DATA PROVIDED Start Marker

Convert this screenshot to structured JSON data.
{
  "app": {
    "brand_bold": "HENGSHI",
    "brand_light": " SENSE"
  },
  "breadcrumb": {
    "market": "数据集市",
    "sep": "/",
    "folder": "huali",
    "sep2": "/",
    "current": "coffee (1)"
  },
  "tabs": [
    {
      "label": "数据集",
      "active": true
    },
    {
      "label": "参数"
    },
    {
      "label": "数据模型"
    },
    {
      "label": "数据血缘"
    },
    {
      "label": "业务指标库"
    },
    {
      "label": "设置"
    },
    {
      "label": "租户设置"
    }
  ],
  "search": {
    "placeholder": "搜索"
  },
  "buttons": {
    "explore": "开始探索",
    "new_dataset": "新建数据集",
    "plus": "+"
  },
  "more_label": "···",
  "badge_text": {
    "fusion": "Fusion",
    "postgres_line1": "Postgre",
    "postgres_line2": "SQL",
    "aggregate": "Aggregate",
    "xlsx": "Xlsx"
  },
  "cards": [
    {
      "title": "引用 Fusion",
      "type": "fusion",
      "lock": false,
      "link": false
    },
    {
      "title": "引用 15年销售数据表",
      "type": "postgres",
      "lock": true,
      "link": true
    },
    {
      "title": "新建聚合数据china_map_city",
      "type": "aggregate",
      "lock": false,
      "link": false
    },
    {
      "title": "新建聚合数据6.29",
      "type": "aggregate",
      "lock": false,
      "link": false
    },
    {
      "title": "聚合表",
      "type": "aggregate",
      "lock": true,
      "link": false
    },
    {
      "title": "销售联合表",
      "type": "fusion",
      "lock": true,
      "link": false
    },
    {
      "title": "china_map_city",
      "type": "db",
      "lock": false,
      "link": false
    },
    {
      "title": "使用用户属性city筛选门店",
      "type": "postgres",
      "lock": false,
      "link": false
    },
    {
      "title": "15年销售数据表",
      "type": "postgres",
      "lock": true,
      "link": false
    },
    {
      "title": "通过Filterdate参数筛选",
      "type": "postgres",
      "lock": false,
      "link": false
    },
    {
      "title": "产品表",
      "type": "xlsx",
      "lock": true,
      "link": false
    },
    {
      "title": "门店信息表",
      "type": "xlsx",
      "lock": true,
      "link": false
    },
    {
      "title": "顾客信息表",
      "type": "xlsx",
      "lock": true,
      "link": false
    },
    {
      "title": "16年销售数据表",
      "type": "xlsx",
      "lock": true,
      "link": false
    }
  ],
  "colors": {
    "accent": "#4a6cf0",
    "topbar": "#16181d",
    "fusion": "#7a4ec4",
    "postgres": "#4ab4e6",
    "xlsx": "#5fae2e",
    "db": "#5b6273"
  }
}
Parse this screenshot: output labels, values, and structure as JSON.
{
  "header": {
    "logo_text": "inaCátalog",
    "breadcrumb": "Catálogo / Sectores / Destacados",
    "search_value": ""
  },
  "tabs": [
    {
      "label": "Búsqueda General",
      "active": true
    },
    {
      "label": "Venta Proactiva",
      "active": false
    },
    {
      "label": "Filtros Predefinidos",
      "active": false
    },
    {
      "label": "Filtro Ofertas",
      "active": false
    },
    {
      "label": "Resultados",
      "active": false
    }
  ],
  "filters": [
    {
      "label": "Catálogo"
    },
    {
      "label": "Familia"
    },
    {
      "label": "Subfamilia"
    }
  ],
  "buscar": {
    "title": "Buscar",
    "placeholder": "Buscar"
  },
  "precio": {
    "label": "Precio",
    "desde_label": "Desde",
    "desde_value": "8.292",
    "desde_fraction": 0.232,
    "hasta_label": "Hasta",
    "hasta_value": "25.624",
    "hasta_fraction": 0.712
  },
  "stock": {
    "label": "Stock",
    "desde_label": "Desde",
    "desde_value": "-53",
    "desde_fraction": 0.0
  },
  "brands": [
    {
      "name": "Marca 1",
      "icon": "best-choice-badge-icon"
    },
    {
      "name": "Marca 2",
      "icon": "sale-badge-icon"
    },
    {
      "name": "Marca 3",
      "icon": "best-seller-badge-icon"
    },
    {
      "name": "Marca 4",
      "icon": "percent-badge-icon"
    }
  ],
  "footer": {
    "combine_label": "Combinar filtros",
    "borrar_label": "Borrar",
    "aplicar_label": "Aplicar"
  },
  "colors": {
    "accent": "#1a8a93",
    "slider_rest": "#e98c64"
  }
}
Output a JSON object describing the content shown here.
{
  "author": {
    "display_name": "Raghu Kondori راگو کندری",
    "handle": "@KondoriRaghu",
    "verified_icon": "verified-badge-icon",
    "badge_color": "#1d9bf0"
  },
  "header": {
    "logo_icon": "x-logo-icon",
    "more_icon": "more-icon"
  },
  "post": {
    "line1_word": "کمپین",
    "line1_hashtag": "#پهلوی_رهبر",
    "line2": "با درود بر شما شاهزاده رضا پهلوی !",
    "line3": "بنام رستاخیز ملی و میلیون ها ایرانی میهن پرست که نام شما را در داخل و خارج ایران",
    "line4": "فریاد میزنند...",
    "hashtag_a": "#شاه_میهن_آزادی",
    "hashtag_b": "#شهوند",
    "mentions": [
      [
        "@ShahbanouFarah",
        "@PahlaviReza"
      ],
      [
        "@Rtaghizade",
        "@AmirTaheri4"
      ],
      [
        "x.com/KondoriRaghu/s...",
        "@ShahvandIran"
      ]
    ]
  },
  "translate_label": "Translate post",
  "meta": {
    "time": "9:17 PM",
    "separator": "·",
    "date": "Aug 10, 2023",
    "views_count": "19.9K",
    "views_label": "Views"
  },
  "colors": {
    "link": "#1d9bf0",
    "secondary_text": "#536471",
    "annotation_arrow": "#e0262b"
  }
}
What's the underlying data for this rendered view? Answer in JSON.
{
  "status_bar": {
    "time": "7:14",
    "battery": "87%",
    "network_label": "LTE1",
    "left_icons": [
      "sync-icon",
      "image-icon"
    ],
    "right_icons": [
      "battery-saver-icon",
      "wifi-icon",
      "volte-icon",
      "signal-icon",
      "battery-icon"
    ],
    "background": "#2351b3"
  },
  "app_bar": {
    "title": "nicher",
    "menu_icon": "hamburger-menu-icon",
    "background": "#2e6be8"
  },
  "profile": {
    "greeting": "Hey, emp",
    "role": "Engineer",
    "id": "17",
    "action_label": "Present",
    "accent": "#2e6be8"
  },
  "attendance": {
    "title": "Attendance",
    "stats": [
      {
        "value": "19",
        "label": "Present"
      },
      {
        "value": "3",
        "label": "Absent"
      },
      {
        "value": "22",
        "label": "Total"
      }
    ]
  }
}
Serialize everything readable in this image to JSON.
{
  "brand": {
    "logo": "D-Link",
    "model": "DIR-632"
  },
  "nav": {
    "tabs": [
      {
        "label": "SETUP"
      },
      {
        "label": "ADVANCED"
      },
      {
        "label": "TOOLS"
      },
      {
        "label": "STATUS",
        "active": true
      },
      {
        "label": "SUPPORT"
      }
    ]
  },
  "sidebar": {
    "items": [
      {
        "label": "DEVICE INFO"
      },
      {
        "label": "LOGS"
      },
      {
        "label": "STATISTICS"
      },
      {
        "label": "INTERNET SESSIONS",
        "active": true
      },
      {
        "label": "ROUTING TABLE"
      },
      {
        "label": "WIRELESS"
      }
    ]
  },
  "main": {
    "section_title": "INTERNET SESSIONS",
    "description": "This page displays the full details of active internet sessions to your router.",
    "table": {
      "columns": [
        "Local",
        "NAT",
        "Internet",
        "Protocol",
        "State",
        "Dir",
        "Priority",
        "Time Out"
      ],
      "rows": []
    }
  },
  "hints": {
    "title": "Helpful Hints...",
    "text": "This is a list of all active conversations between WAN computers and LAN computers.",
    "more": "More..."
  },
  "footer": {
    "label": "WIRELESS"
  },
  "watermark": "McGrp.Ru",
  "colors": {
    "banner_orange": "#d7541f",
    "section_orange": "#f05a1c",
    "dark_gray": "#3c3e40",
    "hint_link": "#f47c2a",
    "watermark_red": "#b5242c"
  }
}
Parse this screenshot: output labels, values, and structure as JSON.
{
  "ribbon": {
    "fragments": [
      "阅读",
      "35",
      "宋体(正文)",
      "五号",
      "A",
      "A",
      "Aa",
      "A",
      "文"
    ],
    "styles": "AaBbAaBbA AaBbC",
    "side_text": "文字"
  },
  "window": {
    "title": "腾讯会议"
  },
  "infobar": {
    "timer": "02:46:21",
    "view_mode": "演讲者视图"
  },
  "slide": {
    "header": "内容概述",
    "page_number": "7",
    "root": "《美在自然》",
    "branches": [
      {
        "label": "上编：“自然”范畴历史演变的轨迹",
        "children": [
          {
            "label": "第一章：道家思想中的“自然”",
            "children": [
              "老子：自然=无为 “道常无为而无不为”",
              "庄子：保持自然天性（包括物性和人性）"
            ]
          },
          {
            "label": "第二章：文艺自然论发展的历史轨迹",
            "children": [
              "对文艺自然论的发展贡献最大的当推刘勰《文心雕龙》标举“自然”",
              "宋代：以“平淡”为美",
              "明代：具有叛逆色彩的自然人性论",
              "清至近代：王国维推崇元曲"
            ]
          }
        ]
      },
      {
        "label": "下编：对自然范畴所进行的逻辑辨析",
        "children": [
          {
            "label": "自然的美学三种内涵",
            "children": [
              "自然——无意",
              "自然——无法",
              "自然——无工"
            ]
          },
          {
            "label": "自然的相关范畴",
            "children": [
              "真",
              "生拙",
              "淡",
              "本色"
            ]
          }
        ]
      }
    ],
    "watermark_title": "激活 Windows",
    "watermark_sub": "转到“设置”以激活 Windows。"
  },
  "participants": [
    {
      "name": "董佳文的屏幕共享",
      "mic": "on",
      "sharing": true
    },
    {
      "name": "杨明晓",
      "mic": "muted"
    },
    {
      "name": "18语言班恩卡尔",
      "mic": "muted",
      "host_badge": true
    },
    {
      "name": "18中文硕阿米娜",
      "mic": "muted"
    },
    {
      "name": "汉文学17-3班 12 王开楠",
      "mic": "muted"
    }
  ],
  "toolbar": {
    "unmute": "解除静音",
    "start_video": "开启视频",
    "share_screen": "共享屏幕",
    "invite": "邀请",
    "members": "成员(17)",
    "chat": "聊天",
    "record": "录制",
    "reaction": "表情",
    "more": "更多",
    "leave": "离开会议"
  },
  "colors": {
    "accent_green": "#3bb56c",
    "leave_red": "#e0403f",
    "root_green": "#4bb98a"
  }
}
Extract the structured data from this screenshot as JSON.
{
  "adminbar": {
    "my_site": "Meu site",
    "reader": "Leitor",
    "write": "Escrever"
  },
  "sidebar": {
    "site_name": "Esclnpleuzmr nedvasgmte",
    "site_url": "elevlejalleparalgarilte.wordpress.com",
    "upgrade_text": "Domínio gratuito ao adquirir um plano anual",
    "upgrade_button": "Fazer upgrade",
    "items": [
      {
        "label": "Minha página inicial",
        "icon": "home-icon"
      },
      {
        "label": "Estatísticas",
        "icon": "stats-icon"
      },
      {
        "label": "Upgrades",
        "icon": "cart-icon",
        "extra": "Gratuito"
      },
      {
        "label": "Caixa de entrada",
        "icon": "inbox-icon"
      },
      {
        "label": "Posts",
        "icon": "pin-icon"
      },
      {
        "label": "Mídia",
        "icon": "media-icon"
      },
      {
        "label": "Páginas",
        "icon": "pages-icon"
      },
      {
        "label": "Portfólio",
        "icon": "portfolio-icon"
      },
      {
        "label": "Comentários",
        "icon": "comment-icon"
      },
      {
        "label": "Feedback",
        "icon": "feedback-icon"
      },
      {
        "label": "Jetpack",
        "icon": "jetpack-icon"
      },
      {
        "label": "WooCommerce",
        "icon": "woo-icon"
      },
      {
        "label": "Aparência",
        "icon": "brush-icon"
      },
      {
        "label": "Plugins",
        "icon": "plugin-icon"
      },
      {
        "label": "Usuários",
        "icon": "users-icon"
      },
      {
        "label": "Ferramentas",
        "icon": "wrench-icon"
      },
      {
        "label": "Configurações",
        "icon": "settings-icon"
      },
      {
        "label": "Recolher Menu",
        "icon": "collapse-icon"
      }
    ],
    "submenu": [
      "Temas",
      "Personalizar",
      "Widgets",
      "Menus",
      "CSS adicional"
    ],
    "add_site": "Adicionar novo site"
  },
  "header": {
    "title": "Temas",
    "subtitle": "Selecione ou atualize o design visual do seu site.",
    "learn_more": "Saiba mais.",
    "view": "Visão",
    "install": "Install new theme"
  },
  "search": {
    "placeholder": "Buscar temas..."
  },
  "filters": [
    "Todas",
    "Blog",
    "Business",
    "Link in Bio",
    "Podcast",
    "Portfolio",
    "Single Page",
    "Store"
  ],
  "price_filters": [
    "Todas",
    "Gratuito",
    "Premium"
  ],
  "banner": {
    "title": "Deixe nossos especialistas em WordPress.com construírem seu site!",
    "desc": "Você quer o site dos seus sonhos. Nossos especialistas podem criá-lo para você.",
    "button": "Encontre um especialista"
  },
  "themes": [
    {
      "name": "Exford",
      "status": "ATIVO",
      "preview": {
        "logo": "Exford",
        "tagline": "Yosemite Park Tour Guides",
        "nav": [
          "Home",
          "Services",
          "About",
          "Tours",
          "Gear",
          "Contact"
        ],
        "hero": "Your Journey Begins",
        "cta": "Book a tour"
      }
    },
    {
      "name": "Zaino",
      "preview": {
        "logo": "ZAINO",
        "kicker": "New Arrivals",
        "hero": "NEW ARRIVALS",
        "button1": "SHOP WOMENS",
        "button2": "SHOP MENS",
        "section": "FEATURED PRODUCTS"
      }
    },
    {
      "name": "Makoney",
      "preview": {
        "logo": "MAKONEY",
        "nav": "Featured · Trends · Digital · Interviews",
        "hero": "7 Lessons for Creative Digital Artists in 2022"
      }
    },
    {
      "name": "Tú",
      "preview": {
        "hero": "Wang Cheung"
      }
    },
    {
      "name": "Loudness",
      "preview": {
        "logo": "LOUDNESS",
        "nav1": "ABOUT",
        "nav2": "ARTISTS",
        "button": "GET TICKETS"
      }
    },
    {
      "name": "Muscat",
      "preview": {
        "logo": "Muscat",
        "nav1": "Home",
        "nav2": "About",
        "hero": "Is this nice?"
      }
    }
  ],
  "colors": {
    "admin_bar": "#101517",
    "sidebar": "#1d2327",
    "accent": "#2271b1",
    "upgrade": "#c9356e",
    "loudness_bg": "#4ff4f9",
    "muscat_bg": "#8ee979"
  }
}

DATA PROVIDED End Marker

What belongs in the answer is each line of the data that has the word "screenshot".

• ANSWER TO THIS EXERCISE
Convert this screenshot to structured JSON data.
Parse this screenshot: output labels, values, and structure as JSON.
Parse this screenshot: output labels, values, and structure as JSON.
Extract the structured data from this screenshot as JSON.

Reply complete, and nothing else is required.